WHAT TO PRODUCE: Please report, as a single number, how many lines in the entries include the string "this".
★ ★ ★ ★ ★ ★ ★
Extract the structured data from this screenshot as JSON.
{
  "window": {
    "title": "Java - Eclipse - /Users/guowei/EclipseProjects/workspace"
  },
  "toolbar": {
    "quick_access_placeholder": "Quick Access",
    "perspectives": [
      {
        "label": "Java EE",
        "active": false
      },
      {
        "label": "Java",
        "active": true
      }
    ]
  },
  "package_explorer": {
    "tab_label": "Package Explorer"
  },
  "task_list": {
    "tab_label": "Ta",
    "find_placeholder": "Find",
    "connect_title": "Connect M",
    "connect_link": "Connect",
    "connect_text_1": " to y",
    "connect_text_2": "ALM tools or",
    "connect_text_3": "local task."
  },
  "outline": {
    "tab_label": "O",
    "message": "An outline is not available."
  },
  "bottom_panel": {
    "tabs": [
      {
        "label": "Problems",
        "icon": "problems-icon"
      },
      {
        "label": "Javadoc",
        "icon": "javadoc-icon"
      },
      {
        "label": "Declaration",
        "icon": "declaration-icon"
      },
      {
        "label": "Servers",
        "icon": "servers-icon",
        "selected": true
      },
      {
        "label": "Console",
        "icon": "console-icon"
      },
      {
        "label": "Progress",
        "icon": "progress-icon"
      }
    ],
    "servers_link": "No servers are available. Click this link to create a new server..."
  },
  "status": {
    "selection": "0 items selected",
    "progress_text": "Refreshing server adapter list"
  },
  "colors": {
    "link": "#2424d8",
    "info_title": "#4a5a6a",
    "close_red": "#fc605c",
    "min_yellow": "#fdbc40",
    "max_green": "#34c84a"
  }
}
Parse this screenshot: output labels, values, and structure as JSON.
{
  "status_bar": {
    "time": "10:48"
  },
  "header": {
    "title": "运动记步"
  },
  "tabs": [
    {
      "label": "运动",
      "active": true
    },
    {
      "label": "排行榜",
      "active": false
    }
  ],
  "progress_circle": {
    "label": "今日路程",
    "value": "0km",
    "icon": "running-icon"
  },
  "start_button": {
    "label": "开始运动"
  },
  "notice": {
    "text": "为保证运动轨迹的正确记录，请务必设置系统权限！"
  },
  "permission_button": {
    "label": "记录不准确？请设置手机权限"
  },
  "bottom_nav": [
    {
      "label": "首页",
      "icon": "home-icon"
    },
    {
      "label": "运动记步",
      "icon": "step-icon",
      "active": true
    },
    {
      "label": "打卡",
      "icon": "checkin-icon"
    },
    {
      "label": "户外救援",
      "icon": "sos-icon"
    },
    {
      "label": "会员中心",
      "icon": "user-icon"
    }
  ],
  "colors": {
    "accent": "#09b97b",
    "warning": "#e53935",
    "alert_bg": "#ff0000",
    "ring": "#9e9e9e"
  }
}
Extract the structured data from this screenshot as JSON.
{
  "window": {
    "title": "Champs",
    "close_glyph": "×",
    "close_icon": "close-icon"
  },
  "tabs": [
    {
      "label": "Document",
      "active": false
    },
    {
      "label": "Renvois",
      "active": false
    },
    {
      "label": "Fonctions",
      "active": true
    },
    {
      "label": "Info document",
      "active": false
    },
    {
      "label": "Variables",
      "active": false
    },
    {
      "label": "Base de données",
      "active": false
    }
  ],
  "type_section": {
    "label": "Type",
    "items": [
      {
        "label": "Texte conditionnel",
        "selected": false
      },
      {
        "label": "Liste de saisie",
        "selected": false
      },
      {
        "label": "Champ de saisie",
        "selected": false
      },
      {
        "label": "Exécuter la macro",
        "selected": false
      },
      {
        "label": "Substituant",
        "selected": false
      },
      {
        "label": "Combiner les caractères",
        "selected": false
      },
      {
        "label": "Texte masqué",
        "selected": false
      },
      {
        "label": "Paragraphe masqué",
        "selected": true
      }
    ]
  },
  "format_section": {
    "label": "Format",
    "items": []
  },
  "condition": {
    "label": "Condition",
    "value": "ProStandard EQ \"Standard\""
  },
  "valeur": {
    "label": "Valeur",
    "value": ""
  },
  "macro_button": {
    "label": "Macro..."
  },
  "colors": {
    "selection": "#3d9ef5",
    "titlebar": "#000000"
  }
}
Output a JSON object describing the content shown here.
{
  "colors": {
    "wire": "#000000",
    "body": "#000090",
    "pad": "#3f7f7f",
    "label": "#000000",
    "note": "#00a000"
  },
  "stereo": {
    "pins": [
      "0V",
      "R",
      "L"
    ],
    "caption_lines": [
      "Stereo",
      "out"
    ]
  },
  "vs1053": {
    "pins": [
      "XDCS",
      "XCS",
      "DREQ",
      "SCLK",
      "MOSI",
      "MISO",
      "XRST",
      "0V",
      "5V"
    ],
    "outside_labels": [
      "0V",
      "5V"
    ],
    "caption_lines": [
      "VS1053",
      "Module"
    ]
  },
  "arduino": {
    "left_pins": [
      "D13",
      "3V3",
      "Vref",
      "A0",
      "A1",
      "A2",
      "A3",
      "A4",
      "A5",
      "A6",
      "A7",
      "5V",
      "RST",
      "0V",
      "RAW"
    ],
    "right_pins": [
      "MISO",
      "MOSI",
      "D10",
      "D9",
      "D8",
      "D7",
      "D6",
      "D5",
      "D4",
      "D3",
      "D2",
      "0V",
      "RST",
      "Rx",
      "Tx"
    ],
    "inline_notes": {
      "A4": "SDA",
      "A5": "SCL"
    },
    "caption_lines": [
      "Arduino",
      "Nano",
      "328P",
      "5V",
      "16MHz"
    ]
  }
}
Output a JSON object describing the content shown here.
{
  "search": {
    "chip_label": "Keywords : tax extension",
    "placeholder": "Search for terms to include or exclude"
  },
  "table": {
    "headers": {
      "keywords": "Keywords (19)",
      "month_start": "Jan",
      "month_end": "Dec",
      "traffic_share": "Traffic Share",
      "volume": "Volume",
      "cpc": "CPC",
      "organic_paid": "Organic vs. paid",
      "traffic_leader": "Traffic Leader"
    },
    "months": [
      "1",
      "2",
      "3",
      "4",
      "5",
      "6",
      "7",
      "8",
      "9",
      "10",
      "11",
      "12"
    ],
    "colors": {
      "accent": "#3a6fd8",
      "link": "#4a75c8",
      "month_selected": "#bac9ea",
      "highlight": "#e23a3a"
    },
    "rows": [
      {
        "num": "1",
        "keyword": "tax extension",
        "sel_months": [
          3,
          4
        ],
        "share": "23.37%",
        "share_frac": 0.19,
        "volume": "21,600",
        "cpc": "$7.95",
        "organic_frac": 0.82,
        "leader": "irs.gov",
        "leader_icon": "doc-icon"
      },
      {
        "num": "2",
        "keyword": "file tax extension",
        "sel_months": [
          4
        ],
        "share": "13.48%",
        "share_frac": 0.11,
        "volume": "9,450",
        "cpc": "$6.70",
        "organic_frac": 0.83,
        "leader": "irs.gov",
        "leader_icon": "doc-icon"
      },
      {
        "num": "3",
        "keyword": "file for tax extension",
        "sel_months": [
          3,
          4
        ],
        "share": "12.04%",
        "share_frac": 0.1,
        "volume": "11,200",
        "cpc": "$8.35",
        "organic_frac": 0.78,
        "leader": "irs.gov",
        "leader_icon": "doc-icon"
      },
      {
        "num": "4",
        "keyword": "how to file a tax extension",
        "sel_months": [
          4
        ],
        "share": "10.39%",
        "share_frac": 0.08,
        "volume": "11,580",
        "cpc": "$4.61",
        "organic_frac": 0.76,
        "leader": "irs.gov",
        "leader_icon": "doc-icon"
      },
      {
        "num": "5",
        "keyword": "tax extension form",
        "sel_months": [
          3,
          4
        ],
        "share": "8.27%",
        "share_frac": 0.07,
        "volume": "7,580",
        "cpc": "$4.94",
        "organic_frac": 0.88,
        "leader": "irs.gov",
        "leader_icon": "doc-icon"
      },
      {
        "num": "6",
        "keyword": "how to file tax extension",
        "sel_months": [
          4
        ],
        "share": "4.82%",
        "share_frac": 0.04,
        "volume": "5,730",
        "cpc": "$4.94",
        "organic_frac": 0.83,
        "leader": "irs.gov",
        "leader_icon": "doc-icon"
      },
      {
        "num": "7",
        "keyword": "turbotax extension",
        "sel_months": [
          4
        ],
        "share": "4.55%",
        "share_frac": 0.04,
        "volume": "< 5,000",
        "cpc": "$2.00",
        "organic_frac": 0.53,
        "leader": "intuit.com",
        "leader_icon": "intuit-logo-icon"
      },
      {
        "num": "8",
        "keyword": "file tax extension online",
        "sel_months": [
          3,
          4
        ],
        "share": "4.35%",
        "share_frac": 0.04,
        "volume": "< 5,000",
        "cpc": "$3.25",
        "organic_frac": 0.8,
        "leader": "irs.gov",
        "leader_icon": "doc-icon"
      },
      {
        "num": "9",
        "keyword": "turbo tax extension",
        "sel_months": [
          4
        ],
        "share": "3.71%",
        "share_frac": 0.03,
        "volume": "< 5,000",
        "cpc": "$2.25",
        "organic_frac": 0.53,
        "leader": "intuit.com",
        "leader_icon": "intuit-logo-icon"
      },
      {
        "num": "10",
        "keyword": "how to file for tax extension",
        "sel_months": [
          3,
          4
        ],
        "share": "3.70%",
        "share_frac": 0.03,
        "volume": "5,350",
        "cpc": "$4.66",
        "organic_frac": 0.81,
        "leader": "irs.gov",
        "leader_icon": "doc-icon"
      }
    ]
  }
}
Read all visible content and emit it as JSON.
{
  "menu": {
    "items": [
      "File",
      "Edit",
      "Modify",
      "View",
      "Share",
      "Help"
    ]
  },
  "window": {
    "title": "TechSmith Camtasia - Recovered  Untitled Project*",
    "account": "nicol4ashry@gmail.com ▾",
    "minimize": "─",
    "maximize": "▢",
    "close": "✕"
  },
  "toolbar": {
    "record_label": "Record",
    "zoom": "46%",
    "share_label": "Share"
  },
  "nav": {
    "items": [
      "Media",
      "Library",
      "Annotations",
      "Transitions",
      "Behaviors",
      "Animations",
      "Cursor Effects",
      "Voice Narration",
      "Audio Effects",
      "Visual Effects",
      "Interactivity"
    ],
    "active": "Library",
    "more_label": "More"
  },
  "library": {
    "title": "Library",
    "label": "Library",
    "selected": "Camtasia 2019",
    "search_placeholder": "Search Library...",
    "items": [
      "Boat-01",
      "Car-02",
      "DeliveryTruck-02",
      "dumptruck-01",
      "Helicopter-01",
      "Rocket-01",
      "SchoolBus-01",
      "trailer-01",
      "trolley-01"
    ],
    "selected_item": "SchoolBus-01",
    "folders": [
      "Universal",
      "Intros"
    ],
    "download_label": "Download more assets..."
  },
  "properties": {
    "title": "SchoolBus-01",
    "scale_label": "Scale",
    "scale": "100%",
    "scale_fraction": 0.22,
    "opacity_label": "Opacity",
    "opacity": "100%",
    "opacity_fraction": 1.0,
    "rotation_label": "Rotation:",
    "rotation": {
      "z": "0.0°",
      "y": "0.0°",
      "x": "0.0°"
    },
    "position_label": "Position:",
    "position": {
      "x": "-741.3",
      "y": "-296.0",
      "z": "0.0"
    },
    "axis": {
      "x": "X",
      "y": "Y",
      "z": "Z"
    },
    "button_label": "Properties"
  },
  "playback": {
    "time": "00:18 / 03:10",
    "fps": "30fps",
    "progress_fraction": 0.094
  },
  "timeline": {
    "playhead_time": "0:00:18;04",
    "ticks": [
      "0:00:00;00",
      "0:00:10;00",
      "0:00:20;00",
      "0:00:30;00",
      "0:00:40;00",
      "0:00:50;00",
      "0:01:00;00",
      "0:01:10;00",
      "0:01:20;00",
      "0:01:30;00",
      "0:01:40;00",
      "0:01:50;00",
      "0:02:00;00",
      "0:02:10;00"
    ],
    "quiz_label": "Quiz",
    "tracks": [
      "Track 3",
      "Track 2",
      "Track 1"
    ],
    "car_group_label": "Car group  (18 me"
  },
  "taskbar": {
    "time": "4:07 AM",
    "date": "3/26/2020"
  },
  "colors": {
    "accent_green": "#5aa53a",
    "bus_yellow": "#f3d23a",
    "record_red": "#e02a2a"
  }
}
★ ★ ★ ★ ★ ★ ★
RESULT OF THE EXERCISE: 4